**WHAT YOU ARE ASKED TO DO:** Print each line below verbatim, skipping every picture.
== DATA EXCERPTS ==
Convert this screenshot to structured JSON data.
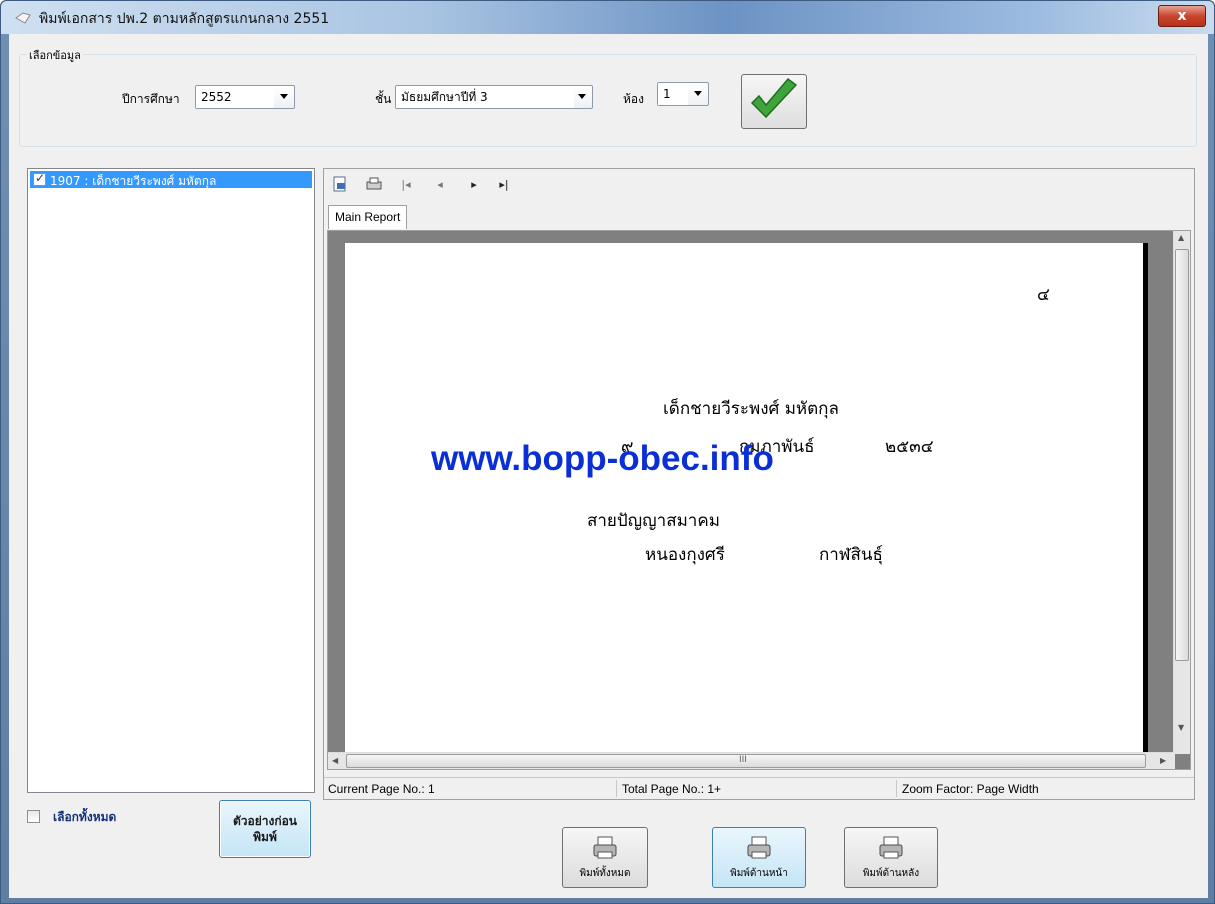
{
  "window": {
    "title": "พิมพ์เอกสาร ปพ.2 ตามหลักสูตรแกนกลาง 2551",
    "close_label": "x"
  },
  "filter": {
    "group_label": "เลือกข้อมูล",
    "year_label": "ปีการศึกษา",
    "year_value": "2552",
    "grade_label": "ชั้น",
    "grade_value": "มัธยมศึกษาปีที่ 3",
    "room_label": "ห้อง",
    "room_value": "1"
  },
  "students": [
    {
      "label": "1907 : เด็กชายวีระพงศ์ มหัตกุล",
      "checked": true
    }
  ],
  "select_all_label": "เลือกทั้งหมด",
  "preview_button_label": "ตัวอย่างก่อน\nพิมพ์",
  "viewer": {
    "tab_label": "Main Report",
    "status": {
      "current_page": "Current Page No.: 1",
      "total_page": "Total Page No.: 1+",
      "zoom": "Zoom Factor: Page Width"
    }
  },
  "report": {
    "page_number": "๔",
    "student_name": "เด็กชายวีระพงศ์  มหัตกุล",
    "birth_day": "๙",
    "birth_month": "กุมภาพันธ์",
    "birth_year": "๒๕๓๔",
    "school": "สายปัญญาสมาคม",
    "district": "หนองกุงศรี",
    "province": "กาฬสินธุ์",
    "watermark": "www.bopp-obec.info"
  },
  "print_buttons": {
    "all": "พิมพ์ทั้งหมด",
    "front": "พิมพ์ด้านหน้า",
    "back": "พิมพ์ด้านหลัง"
  },
  "scrollbar_mark": "III"
}
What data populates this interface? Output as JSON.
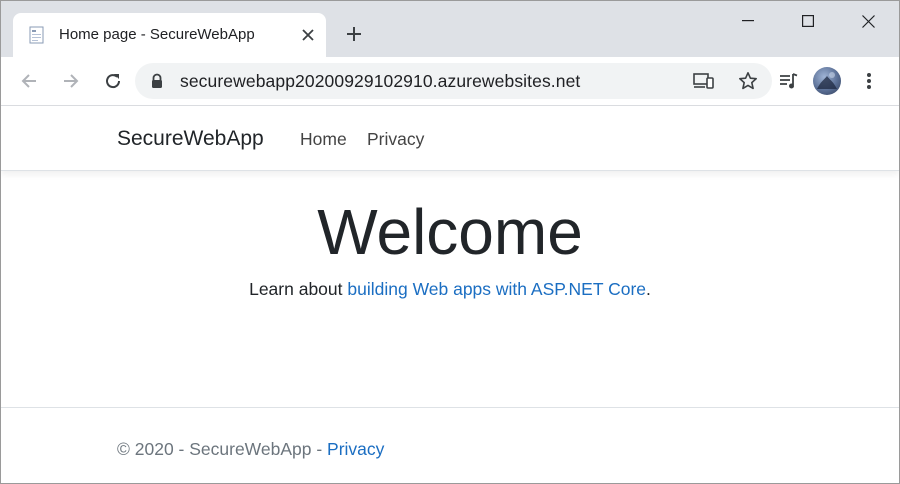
{
  "browser": {
    "tab": {
      "title": "Home page - SecureWebApp",
      "favicon": "page-favicon-icon",
      "close_icon": "close-icon"
    },
    "new_tab_icon": "plus-icon",
    "window_controls": [
      "minimize-icon",
      "maximize-icon",
      "close-icon"
    ],
    "toolbar": {
      "back_icon": "back-arrow-icon",
      "forward_icon": "forward-arrow-icon",
      "reload_icon": "reload-icon",
      "lock_icon": "lock-icon",
      "url": "securewebapp20200929102910.azurewebsites.net",
      "cast_icon": "cast-icon",
      "bookmark_icon": "star-icon",
      "media_icon": "media-playlist-icon",
      "avatar": "profile-avatar",
      "menu_icon": "kebab-menu-icon"
    }
  },
  "site": {
    "brand": "SecureWebApp",
    "nav": [
      {
        "label": "Home"
      },
      {
        "label": "Privacy"
      }
    ],
    "main": {
      "heading": "Welcome",
      "learn_prefix": "Learn about ",
      "learn_link": "building Web apps with ASP.NET Core",
      "learn_suffix": "."
    },
    "footer": {
      "text": "© 2020 - SecureWebApp - ",
      "link": "Privacy"
    }
  },
  "colors": {
    "tabstrip_bg": "#dee1e6",
    "omnibox_bg": "#f1f3f4",
    "link": "#1b6ec2",
    "text": "#212529",
    "muted": "#6c757d"
  }
}
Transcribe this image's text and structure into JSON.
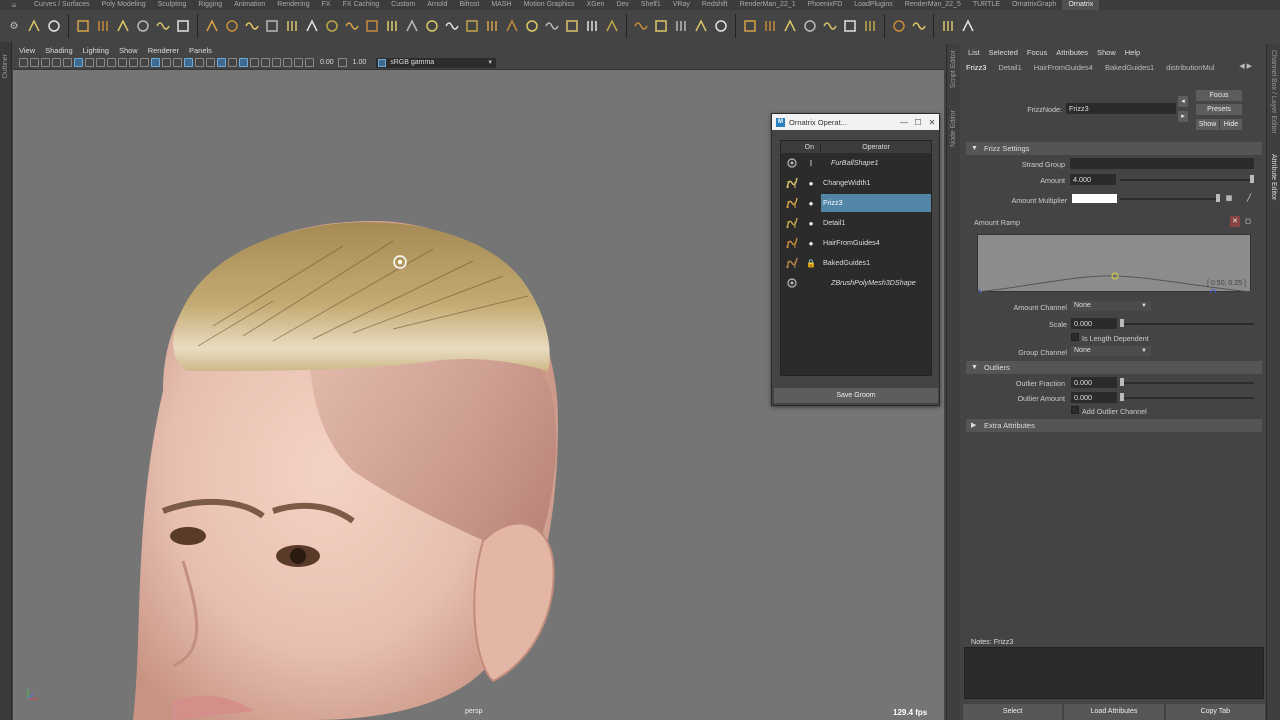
{
  "shelf_tabs": [
    "Curves / Surfaces",
    "Poly Modeling",
    "Sculpting",
    "Rigging",
    "Animation",
    "Rendering",
    "FX",
    "FX Caching",
    "Custom",
    "Arnold",
    "Bifrost",
    "MASH",
    "Motion Graphics",
    "XGen",
    "Dev",
    "Shelf1",
    "VRay",
    "Redshift",
    "RenderMan_22_1",
    "PhoenixFD",
    "LoadPlugins",
    "RenderMan_22_5",
    "TURTLE",
    "OrnatrixGraph",
    "Ornatrix"
  ],
  "active_shelf_tab": "Ornatrix",
  "left_strip_label": "Outliner",
  "viewport": {
    "menu": [
      "View",
      "Shading",
      "Lighting",
      "Show",
      "Renderer",
      "Panels"
    ],
    "exposure": "0.00",
    "gamma_value": "1.00",
    "color_space": "sRGB gamma",
    "camera": "persp",
    "fps": "129.4 fps"
  },
  "ornatrix_window": {
    "title": "Ornatrix Operat...",
    "col_on": "On",
    "col_operator": "Operator",
    "operators": [
      {
        "name": "FurBallShape1",
        "on": "I",
        "style": "italic",
        "icon": "furball-icon"
      },
      {
        "name": "ChangeWidth1",
        "on": "●",
        "style": "normal",
        "icon": "change-width-icon"
      },
      {
        "name": "Frizz3",
        "on": "●",
        "style": "selected",
        "icon": "frizz-icon"
      },
      {
        "name": "Detail1",
        "on": "●",
        "style": "normal",
        "icon": "detail-icon"
      },
      {
        "name": "HairFromGuides4",
        "on": "●",
        "style": "normal",
        "icon": "hair-from-guides-icon"
      },
      {
        "name": "BakedGuides1",
        "on": "🔒",
        "style": "normal",
        "icon": "baked-guides-icon"
      },
      {
        "name": "ZBrushPolyMesh3DShape",
        "on": "",
        "style": "italic",
        "icon": "mesh-icon"
      }
    ],
    "save_label": "Save Groom"
  },
  "right_strips": {
    "left_labels": [
      "Script Editor",
      "Node Editor"
    ],
    "right_labels": [
      "Channel Box / Layer Editor",
      "Attribute Editor"
    ]
  },
  "attribute_editor": {
    "menu": [
      "List",
      "Selected",
      "Focus",
      "Attributes",
      "Show",
      "Help"
    ],
    "tabs": [
      "Frizz3",
      "Detail1",
      "HairFromGuides4",
      "BakedGuides1",
      "distributionMul"
    ],
    "node_label": "FrizzNode:",
    "node_value": "Frizz3",
    "buttons": {
      "focus": "Focus",
      "presets": "Presets",
      "show": "Show",
      "hide": "Hide"
    },
    "frizz_settings": {
      "title": "Frizz Settings",
      "strand_group_label": "Strand Group",
      "strand_group_value": "",
      "amount_label": "Amount",
      "amount_value": "4.000",
      "amount_multiplier_label": "Amount Multiplier",
      "amount_ramp_label": "Amount Ramp",
      "ramp_readout": "[ 0.50, 0.25 ]",
      "amount_channel_label": "Amount Channel",
      "amount_channel_value": "None",
      "scale_label": "Scale",
      "scale_value": "0.000",
      "is_length_dependent_label": "Is Length Dependent",
      "group_channel_label": "Group Channel",
      "group_channel_value": "None"
    },
    "outliers": {
      "title": "Outliers",
      "fraction_label": "Outlier Fraction",
      "fraction_value": "0.000",
      "amount_label": "Outlier Amount",
      "amount_value": "0.000",
      "add_channel_label": "Add Outlier Channel"
    },
    "extra_attributes": "Extra Attributes",
    "notes_label": "Notes:  Frizz3",
    "bottom_buttons": [
      "Select",
      "Load Attributes",
      "Copy Tab"
    ]
  },
  "colors": {
    "selection": "#5285a6",
    "hair": "#b8a06a",
    "skin": "#e7bfb0",
    "viewport_bg": "#757575"
  }
}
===
**RESULT:**
Convert this screenshot to structured JSON data.
{
  "window": {
    "title": "พิมพ์เอกสาร ปพ.2 ตามหลักสูตรแกนกลาง 2551",
    "close_label": "x"
  },
  "filter": {
    "group_label": "เลือกข้อมูล",
    "year_label": "ปีการศึกษา",
    "year_value": "2552",
    "grade_label": "ชั้น",
    "grade_value": "มัธยมศึกษาปีที่ 3",
    "room_label": "ห้อง",
    "room_value": "1"
  },
  "students": [
    {
      "label": "1907 : เด็กชายวีระพงศ์ มหัตกุล",
      "checked": true
    }
  ],
  "select_all_label": "เลือกทั้งหมด",
  "preview_button_label": "ตัวอย่างก่อน\nพิมพ์",
  "viewer": {
    "tab_label": "Main Report",
    "status": {
      "current_page": "Current Page No.: 1",
      "total_page": "Total Page No.: 1+",
      "zoom": "Zoom Factor: Page Width"
    }
  },
  "report": {
    "page_number": "๔",
    "student_name": "เด็กชายวีระพงศ์  มหัตกุล",
    "birth_day": "๙",
    "birth_month": "กุมภาพันธ์",
    "birth_year": "๒๕๓๔",
    "school": "สายปัญญาสมาคม",
    "district": "หนองกุงศรี",
    "province": "กาฬสินธุ์",
    "watermark": "www.bopp-obec.info"
  },
  "print_buttons": {
    "all": "พิมพ์ทั้งหมด",
    "front": "พิมพ์ด้านหน้า",
    "back": "พิมพ์ด้านหลัง"
  },
  "scrollbar_mark": "III"
}
What data populates this interface? Output as JSON.
{
  "browser": {
    "tab": {
      "title": "Home page - SecureWebApp",
      "favicon": "page-favicon-icon",
      "close_icon": "close-icon"
    },
    "new_tab_icon": "plus-icon",
    "window_controls": [
      "minimize-icon",
      "maximize-icon",
      "close-icon"
    ],
    "toolbar": {
      "back_icon": "back-arrow-icon",
      "forward_icon": "forward-arrow-icon",
      "reload_icon": "reload-icon",
      "lock_icon": "lock-icon",
      "url": "securewebapp20200929102910.azurewebsites.net",
      "cast_icon": "cast-icon",
      "bookmark_icon": "star-icon",
      "media_icon": "media-playlist-icon",
      "avatar": "profile-avatar",
      "menu_icon": "kebab-menu-icon"
    }
  },
  "site": {
    "brand": "SecureWebApp",
    "nav": [
      {
        "label": "Home"
      },
      {
        "label": "Privacy"
      }
    ],
    "main": {
      "heading": "Welcome",
      "learn_prefix": "Learn about ",
      "learn_link": "building Web apps with ASP.NET Core",
      "learn_suffix": "."
    },
    "footer": {
      "text": "© 2020 - SecureWebApp - ",
      "link": "Privacy"
    }
  },
  "colors": {
    "tabstrip_bg": "#dee1e6",
    "omnibox_bg": "#f1f3f4",
    "link": "#1b6ec2",
    "text": "#212529",
    "muted": "#6c757d"
  }
}
Transcribe this image's text and structure into JSON.
{
  "shelf_tabs": [
    "Curves / Surfaces",
    "Poly Modeling",
    "Sculpting",
    "Rigging",
    "Animation",
    "Rendering",
    "FX",
    "FX Caching",
    "Custom",
    "Arnold",
    "Bifrost",
    "MASH",
    "Motion Graphics",
    "XGen",
    "Dev",
    "Shelf1",
    "VRay",
    "Redshift",
    "RenderMan_22_1",
    "PhoenixFD",
    "LoadPlugins",
    "RenderMan_22_5",
    "TURTLE",
    "OrnatrixGraph",
    "Ornatrix"
  ],
  "active_shelf_tab": "Ornatrix",
  "left_strip_label": "Outliner",
  "viewport": {
    "menu": [
      "View",
      "Shading",
      "Lighting",
      "Show",
      "Renderer",
      "Panels"
    ],
    "exposure": "0.00",
    "gamma_value": "1.00",
    "color_space": "sRGB gamma",
    "camera": "persp",
    "fps": "129.4 fps"
  },
  "ornatrix_window": {
    "title": "Ornatrix Operat...",
    "col_on": "On",
    "col_operator": "Operator",
    "operators": [
      {
        "name": "FurBallShape1",
        "on": "I",
        "style": "italic",
        "icon": "furball-icon"
      },
      {
        "name": "ChangeWidth1",
        "on": "●",
        "style": "normal",
        "icon": "change-width-icon"
      },
      {
        "name": "Frizz3",
        "on": "●",
        "style": "selected",
        "icon": "frizz-icon"
      },
      {
        "name": "Detail1",
        "on": "●",
        "style": "normal",
        "icon": "detail-icon"
      },
      {
        "name": "HairFromGuides4",
        "on": "●",
        "style": "normal",
        "icon": "hair-from-guides-icon"
      },
      {
        "name": "BakedGuides1",
        "on": "🔒",
        "style": "normal",
        "icon": "baked-guides-icon"
      },
      {
        "name": "ZBrushPolyMesh3DShape",
        "on": "",
        "style": "italic",
        "icon": "mesh-icon"
      }
    ],
    "save_label": "Save Groom"
  },
  "right_strips": {
    "left_labels": [
      "Script Editor",
      "Node Editor"
    ],
    "right_labels": [
      "Channel Box / Layer Editor",
      "Attribute Editor"
    ]
  },
  "attribute_editor": {
    "menu": [
      "List",
      "Selected",
      "Focus",
      "Attributes",
      "Show",
      "Help"
    ],
    "tabs": [
      "Frizz3",
      "Detail1",
      "HairFromGuides4",
      "BakedGuides1",
      "distributionMul"
    ],
    "node_label": "FrizzNode:",
    "node_value": "Frizz3",
    "buttons": {
      "focus": "Focus",
      "presets": "Presets",
      "show": "Show",
      "hide": "Hide"
    },
    "frizz_settings": {
      "title": "Frizz Settings",
      "strand_group_label": "Strand Group",
      "strand_group_value": "",
      "amount_label": "Amount",
      "amount_value": "4.000",
      "amount_multiplier_label": "Amount Multiplier",
      "amount_ramp_label": "Amount Ramp",
      "ramp_readout": "[ 0.50, 0.25 ]",
      "amount_channel_label": "Amount Channel",
      "amount_channel_value": "None",
      "scale_label": "Scale",
      "scale_value": "0.000",
      "is_length_dependent_label": "Is Length Dependent",
      "group_channel_label": "Group Channel",
      "group_channel_value": "None"
    },
    "outliers": {
      "title": "Outliers",
      "fraction_label": "Outlier Fraction",
      "fraction_value": "0.000",
      "amount_label": "Outlier Amount",
      "amount_value": "0.000",
      "add_channel_label": "Add Outlier Channel"
    },
    "extra_attributes": "Extra Attributes",
    "notes_label": "Notes:  Frizz3",
    "bottom_buttons": [
      "Select",
      "Load Attributes",
      "Copy Tab"
    ]
  },
  "colors": {
    "selection": "#5285a6",
    "hair": "#b8a06a",
    "skin": "#e7bfb0",
    "viewport_bg": "#757575"
  }
}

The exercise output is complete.